Why Green Growth?

For references to statistics below, please see the Green Growth Toolbox Handbook Section 1.

North Carolina is facing rapid population growth: Between 1990  and 2000 our population grew by 21 percent. Between 2010 and 2020, our population grew by 9.4 percent from 9,535,483 to 10,439,483, an increase of 903,905 people. The projected increase is 3.2 Million more people by 2050.

This population growth is fueling patterns of land development that threaten our natural heritage and quality of life. Instead of concentrating development in town centers, major development is spreading into rural areas.

  • Our major cities developed over five times more land per new resident in 2010 than in the 1970s. 
  • Our land mass is 34.5 million acres on which we also accommodate agriculture and natural areas as well as development. In 2017 4,915,800 acres (14%) was classified as developed. Our population growth rate is comparable to the growth rate in developed land.
  • From 1992 to 2007, over 100,000 acres of forests and farms were being developed each year—an area the size of Winston-Salem and High Point combined. Today that number has gone down to 62,000 acres of development conversion per year.
  • North Carolina is the only state in the nation with three of the nation’s top 20 “sprawl centers”: the Triangle, the Triad, and the Charlotte metro region.

•   Green Growth presents a way to prevent the loss of our wildlife and unique  natural assets.

•   The Green Growth Toolbox will help bridge the gap between scientists and decision makers—and enable us to cooperatively conserve our state’s wildlife and natural resources for future generations.

•   By working together to apply the Green Growth Toolbox in your community, our economy is actually strengthened and:

        Water quality will improve

        Ecotourism opportunities will abound

        Wildlife resources will be conserved

        Natural heritage will remain intact

        Quality of life will be enriched

Click here for a fact sheet on the benefits of Green Growth and refer to Section 1 for a full literature review of benefits and a list of cost-benefit calculators. and resources.

Link to scholarly articles about the economics of conservation development by clicking here.

Climate Challenges

  • North Carolina experiences more billion-dollar climate and weather disasters than 43 other U.S. states and these events have been increasing in recorded frequency since 1980.

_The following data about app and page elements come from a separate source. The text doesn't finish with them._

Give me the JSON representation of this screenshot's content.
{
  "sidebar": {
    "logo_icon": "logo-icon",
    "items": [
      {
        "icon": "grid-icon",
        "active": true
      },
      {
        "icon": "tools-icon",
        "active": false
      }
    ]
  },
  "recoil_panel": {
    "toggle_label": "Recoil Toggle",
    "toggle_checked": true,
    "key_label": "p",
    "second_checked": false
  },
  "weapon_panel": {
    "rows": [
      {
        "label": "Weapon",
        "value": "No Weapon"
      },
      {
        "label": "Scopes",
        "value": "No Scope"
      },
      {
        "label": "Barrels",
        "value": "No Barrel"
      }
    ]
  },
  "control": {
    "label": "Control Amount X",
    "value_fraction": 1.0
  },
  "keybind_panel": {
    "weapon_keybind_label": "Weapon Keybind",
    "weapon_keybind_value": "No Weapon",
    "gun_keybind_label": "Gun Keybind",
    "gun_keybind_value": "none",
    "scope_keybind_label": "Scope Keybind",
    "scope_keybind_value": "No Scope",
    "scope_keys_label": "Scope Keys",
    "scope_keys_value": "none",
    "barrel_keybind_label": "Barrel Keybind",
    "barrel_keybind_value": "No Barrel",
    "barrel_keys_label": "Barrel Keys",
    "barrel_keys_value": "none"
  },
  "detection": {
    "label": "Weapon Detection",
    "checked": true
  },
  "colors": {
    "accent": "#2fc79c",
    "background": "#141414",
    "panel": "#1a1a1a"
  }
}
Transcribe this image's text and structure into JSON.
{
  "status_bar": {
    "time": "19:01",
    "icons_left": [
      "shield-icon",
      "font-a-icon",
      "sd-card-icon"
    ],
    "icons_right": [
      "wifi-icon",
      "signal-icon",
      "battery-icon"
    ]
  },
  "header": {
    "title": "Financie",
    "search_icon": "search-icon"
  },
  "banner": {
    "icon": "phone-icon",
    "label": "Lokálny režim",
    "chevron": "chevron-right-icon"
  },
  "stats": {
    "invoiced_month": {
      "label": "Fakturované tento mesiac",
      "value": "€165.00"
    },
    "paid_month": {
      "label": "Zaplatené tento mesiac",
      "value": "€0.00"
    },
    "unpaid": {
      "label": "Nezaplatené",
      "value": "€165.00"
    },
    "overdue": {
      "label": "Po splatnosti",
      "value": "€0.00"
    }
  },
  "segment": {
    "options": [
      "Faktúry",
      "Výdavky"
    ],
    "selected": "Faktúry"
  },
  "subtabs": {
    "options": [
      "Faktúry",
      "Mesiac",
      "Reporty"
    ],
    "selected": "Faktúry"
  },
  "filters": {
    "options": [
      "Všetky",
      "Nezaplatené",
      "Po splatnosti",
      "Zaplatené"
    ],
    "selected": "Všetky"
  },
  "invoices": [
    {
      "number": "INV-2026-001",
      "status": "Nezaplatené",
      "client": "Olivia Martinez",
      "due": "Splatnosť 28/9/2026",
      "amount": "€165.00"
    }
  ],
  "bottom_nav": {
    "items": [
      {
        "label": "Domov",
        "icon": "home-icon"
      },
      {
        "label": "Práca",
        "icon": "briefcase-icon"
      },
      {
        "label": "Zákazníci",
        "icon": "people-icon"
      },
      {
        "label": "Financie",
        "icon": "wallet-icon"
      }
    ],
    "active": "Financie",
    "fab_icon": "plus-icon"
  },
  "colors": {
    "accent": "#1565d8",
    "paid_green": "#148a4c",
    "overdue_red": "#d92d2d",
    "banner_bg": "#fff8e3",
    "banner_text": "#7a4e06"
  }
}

  • According to the State Climate Office of North Carolina (led by N.C. State University), the evidence of Global Climate Change is compelling, and we can expect extreme weather events to increase in the future.

  • Sea level in North Carolina is reported to have risen 13 inches over the last century. Independent studies show that the rate of sea level rise increased 2 to 4 times over the last century.

  • The N.C. Coastal Resources Commission Science Panel concluded by consensus that a 3.3-foot increase in NC sea level is likely by 2100.

  • Climate change will likely cause increases in flood events and droughts in parts of our state.

Hazard Mitigation and Climate Resilience through Natural Infrastructure

  • Healthy, large, contiguous wildlife habitats can reduce threats to life and property during extreme weather events because they can better absorb water and thereby reduce impacts like floods, fire, and drought. As such there are many safety and economic benefits.

  • Maximizing the amount and size of forests along waterways and wetlands will slow water down so flooding and drought are reduced, and aquifers are recharged. When streams are bordered only by a strip of trees, water runs directly from the ground surface into streams without being absorbed by the ground. When water runs faster than normal into streams, flooding and soil erosion can become extreme.

  • Investment in natural infrastructure (wetland and forest restoration and conservation combined with water control structures) is less expensive, faster to build, and would lead to 14 percent or 1.5-foot water level flood reduction during major hurricanes.

  • Use nature to build back stronger - Coastal habitats, such as beaches, dunes and marshes, will be lost more rapidly than is natural, altered by rising sea level, increased storm surge and saltwater intrusion. As communities rebuild, if houses are set-back far enough from dunes and marshes, these protective habitats will have space to migrate inland so new homes can be better protected from the next hurricane.*
* Check the Green Growth Toolbox Handbook for references on pages 5 & 6.



Spread-out Development Patterns Are the Number One Threat to Wildlife in Our State

Housing density in North Carolina in 1980 was much lower in rural areas.Projected housing density in North Carolina in 2050 shows we expect suburban areas to spread into most rural areas by 2050, if current spread-out patterns of development continue.

Actual housing density in 2010 matches the predictive model used to project 2050 housing densityProjected housing density in 2010 matches actual 2010 housing density.

University of Wisconsin SILVIS Lab